* [PROBLEM STATEMENT] Whenever the word "message" appears in a line of the data below, copy that line.

■ ■ ■ ■ ■ ■ ■

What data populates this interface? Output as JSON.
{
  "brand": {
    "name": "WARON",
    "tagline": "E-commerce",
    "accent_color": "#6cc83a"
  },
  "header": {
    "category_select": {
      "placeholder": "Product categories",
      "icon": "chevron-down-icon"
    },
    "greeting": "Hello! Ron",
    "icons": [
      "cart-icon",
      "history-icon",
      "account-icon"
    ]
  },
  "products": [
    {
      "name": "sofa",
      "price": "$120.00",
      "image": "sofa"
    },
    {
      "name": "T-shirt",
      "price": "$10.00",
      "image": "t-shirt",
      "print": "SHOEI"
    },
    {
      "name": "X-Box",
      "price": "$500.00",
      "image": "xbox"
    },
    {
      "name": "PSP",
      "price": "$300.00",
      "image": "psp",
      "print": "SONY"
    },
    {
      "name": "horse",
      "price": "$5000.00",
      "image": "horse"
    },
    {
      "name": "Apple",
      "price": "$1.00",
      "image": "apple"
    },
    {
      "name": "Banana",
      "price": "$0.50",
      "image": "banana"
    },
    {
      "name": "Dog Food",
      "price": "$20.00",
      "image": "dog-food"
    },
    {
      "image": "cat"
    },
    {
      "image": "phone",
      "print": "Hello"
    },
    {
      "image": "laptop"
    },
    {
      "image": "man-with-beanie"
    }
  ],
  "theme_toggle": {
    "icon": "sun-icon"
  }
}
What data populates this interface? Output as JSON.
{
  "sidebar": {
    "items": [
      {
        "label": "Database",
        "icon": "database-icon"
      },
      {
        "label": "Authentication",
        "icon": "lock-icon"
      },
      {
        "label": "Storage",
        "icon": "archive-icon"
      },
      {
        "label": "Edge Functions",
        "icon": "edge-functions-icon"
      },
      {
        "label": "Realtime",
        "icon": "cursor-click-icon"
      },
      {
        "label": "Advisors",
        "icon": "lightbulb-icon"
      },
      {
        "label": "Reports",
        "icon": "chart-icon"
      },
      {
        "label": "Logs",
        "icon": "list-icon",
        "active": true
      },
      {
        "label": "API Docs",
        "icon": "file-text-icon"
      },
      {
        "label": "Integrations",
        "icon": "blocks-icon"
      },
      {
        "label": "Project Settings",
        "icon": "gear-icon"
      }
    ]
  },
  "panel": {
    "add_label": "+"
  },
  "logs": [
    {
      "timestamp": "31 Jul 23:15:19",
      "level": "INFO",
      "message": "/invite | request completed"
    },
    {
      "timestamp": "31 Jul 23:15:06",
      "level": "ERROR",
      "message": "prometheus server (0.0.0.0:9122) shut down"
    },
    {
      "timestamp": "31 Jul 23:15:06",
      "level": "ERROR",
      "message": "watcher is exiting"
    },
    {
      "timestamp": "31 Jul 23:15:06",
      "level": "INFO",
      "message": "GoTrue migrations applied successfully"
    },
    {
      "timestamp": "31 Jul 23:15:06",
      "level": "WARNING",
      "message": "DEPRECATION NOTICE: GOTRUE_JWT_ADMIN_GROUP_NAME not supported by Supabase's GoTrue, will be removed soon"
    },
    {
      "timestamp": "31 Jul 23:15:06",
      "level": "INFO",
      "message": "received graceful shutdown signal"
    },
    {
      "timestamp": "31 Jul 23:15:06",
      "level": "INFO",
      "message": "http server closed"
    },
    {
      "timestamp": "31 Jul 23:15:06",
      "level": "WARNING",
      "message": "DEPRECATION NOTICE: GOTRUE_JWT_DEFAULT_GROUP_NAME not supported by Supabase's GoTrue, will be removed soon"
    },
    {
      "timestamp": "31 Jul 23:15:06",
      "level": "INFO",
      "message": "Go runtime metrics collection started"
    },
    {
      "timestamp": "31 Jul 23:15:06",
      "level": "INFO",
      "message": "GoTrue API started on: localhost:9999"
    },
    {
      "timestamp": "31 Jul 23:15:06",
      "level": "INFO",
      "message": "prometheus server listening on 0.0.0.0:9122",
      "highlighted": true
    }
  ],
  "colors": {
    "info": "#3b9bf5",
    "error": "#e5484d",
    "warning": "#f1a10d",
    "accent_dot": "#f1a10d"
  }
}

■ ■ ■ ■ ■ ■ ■

* [OUTPUT]
      "message": "/invite | request completed"
      "message": "prometheus server (0.0.0.0:9122) shut down"
      "message": "watcher is exiting"
      "message": "GoTrue migrations applied successfully"
      "message": "DEPRECATION NOTICE: GOTRUE_JWT_ADMIN_GROUP_NAME not supported by Supabase's GoTrue, will be removed soon"
      "message": "received graceful shutdown signal"
      "message": "http server closed"
      "message": "DEPRECATION NOTICE: GOTRUE_JWT_DEFAULT_GROUP_NAME not supported by Supabase's GoTrue, will be removed soon"
      "message": "Go runtime metrics collection started"
      "message": "GoTrue API started on: localhost:9999"
      "message": "prometheus server listening on 0.0.0.0:9122",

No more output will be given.